Low point

I’ve been living in London for four years now. And it has flown by. There have been drawn out times where I have hated it here, last summer being the low point –Brexit and everything around it. As an emigrant, I felt hurt. There was a depression in London. A depression came over me and my friends and we now look to Ireland as the bastion of liberal, free-thinking ideals, which is why it’s so exciting to bring the work back to Ireland.

The work is naturally now influenced by my time in London. It’s Irish in its focus and international in its execution. We engage with performers from all over the world.

The Power of Wow, which we are bringing to the Dublin Fringe Festival, is a prime example of that. Funded by Roscommon Co Council, supported by London creative hub Limewharf (where I am an artist-in-residence) and made in collaboration with British performance maker Tiffany Murphy, the show is a great example of cross pollination between cultures and creative organisations.

I’m privileged to be supported by my native home and my new home, both in equal measure. It feels like a match made in heaven and true example of art without borders.
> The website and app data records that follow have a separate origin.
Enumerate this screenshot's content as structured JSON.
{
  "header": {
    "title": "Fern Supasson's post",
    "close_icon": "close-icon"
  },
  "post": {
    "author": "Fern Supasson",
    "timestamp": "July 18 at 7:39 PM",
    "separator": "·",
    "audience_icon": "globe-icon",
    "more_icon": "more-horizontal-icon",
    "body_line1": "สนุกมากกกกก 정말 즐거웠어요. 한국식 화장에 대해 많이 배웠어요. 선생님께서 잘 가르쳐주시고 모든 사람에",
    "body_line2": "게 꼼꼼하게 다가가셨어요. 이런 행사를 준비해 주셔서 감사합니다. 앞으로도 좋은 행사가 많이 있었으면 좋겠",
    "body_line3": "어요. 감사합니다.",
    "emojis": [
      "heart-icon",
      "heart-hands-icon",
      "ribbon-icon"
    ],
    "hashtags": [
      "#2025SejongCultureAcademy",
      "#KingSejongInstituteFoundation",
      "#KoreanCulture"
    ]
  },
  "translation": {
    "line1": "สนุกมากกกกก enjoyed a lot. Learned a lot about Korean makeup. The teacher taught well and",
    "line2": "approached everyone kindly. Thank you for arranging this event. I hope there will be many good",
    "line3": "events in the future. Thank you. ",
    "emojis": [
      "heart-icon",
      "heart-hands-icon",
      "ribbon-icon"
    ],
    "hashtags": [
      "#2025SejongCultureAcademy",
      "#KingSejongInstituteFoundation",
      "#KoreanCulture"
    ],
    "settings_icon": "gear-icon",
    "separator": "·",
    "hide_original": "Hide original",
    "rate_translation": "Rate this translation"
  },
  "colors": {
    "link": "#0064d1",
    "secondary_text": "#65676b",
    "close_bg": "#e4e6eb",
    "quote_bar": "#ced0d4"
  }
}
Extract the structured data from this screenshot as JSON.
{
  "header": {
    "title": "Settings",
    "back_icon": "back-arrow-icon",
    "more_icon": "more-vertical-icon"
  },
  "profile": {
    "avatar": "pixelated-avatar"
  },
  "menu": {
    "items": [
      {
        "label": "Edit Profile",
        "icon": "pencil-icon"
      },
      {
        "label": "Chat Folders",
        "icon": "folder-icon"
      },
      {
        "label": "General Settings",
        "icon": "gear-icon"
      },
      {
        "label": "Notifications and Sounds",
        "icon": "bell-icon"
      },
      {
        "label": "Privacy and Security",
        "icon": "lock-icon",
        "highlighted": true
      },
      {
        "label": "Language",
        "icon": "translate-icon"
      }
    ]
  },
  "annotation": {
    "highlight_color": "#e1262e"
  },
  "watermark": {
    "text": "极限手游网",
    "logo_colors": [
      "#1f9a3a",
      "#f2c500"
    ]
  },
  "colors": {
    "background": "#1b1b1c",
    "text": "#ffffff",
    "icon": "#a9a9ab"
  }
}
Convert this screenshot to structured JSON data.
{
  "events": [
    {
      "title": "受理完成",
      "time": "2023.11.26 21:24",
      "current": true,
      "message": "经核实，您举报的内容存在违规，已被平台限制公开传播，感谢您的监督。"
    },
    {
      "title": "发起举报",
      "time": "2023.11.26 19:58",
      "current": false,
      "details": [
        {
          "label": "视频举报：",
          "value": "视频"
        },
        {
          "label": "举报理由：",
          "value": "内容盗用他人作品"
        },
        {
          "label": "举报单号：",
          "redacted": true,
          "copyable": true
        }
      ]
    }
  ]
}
Anthony Keigher (aka Xnthony) performs his new show The Power of Wow at Bewley’s Café Theatre at Powerscourt Townhouse Centre, September 19th-23rd as part of Dublin Fringe Festival 2017. See